“Love’s wings are wonderous swift/When hanging feathers lift./Why hath Love wings,/Great pinions strong of curve?/His wild desires to serve;/To swoop on the prey,/And bear it away,/Love hath wings.”(12)
This stanza from page 12 of Beneath the Bough hooked me into the rest of the poem. The personification of Love and its possession of wings conveys the complex nature of love instead of perfect, idealized love. Love having wings might draw to mind images of blissful couples or Cupid (or Eros as they refer to him throughout the book) flying around shooting love arrows. This initial idea concludes that love only brings joy, but Michael Field (aka Bradley and Cooper) uses that personification to explore the other side of love as well. Field develops a fuller view of the emotions of love and their implications for lovers.
If Love’s wings are “wonderous swift,” it can easily overtake anyone who tries to escape it (12). This conjures up images of Love attacking helpless targets. In this case, lovers have no control and Love is far more dangerous. When Field describes Love as a bird of prey, with its mighty wings that are “strong of curve,” it once again shifts the view of Love as a wonderful feeling that people can experience to an overwhelming force that you cannot escape or be free of by choice (12).
The line “his wild desires to serve” is particularly interesting to me because it goes a step further from taking agency away from those who love possesses and takes agency away from Love itself — he is slave to his own desires (12). This version of love starts to sound increasingly more like brainwashing and imprisonment and less like passion and commitment. As love “swoops” down and snatches up its victims, it takes them “away” (12). Like an eagle that swoops down to catch a mouse, the intent is clear: the prey will be taken away from life i.e., itself. It then follows that the state of love takes a person away from themselves. They are so captivated by what they feel that they are pulled from their own being. Field turns an idiom about love on its head with these contrasting descriptions and defies common conceptions of love.

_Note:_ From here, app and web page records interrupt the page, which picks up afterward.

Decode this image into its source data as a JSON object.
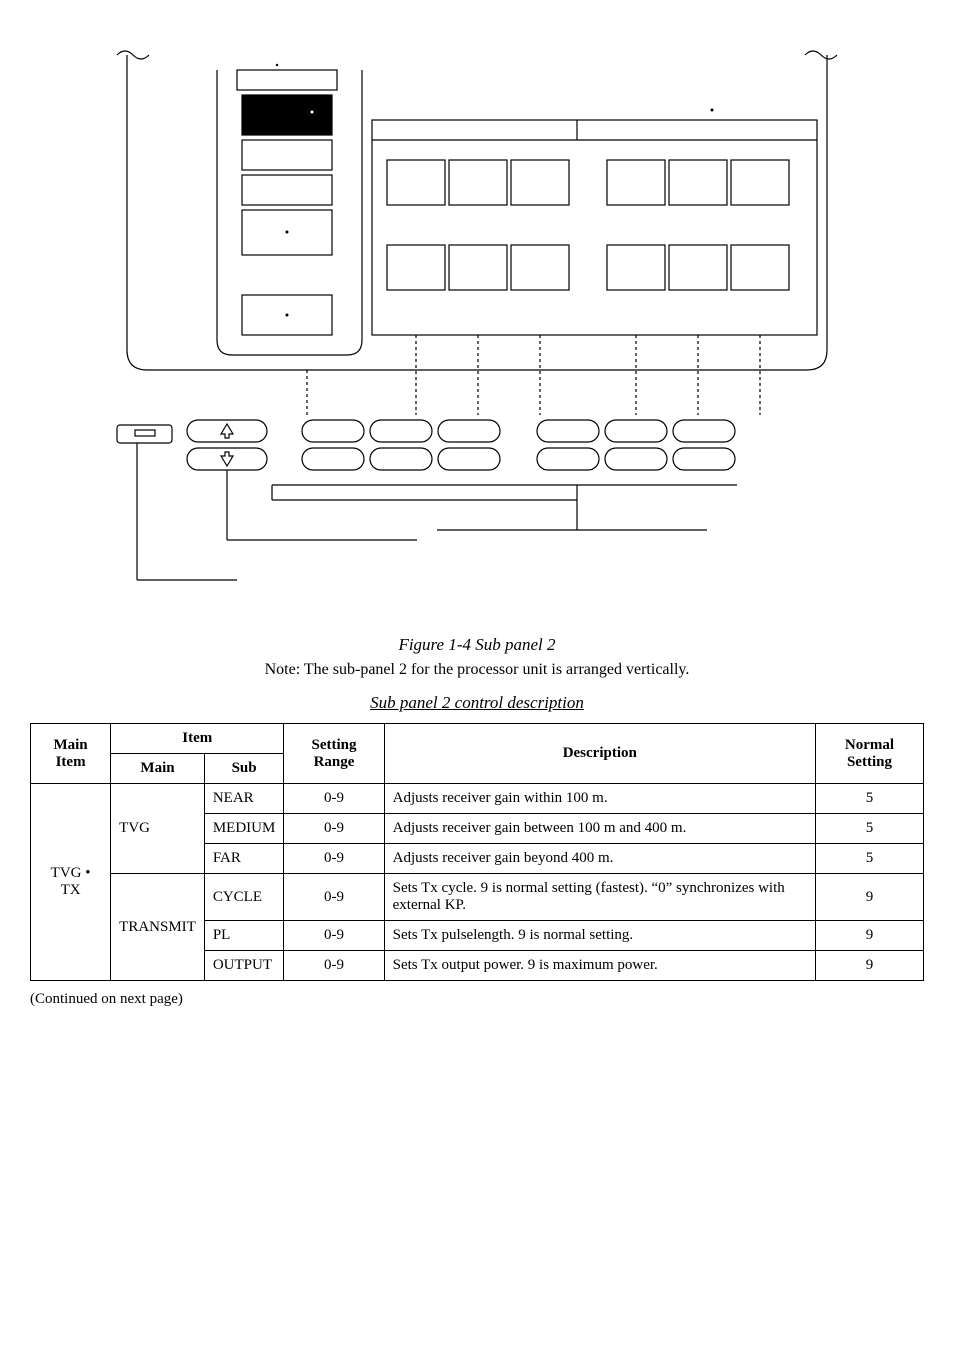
{
  "figure_caption": "Figure 1-4 Sub panel 2",
  "note": "Note: The sub-panel 2 for the processor unit is arranged vertically.",
  "table_title": "Sub panel 2 control description",
  "headers": {
    "main_item": "Main Item",
    "item": "Item",
    "main": "Main",
    "sub": "Sub",
    "setting_range": "Setting Range",
    "description": "Description",
    "normal_setting": "Normal Setting"
  },
  "rows": [
    {
      "main_item": "TVG • TX",
      "main": "TVG",
      "sub": "NEAR",
      "range": "0-9",
      "desc": "Adjusts receiver gain within 100 m.",
      "normal": "5"
    },
    {
      "sub": "MEDIUM",
      "range": "0-9",
      "desc": "Adjusts receiver gain between 100 m and 400 m.",
      "normal": "5"
    },
    {
      "sub": "FAR",
      "range": "0-9",
      "desc": "Adjusts receiver gain beyond 400 m.",
      "normal": "5"
    },
    {
      "main": "TRANSMIT",
      "sub": "CYCLE",
      "range": "0-9",
      "desc": "Sets Tx cycle. 9 is normal setting (fastest). “0” synchronizes with external KP.",
      "normal": "9"
    },
    {
      "sub": "PL",
      "range": "0-9",
      "desc": "Sets Tx pulselength. 9 is normal setting.",
      "normal": "9"
    },
    {
      "sub": "OUTPUT",
      "range": "0-9",
      "desc": "Sets Tx output power. 9 is maximum power.",
      "normal": "9"
    }
  ],
  "continued": "(Continued on next page)"
}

This first stanza sets the tone for the rest of the page. Essentially, after the first stanza, you know that winged Love is not what it seems. Love may lift you above the clouds, but it might also drop you to your death. The rest of the verse shows that these aspects of love affect everyone indiscriminately which speaks to the nature of the poem overall. There is no line that says, “I loved Jack, but he broke my heart.” Instead, Love lifts the “forlorn”, but it is quick to “scorn” them as well (12). It takes away the personal details to explore the personal experience that is so uniquely human. The ups and downs of love affect us all, even if it may seem different for each. In my readings, I observed that the dynamic, multifaceted descriptions of Love in this poem contribute to that message.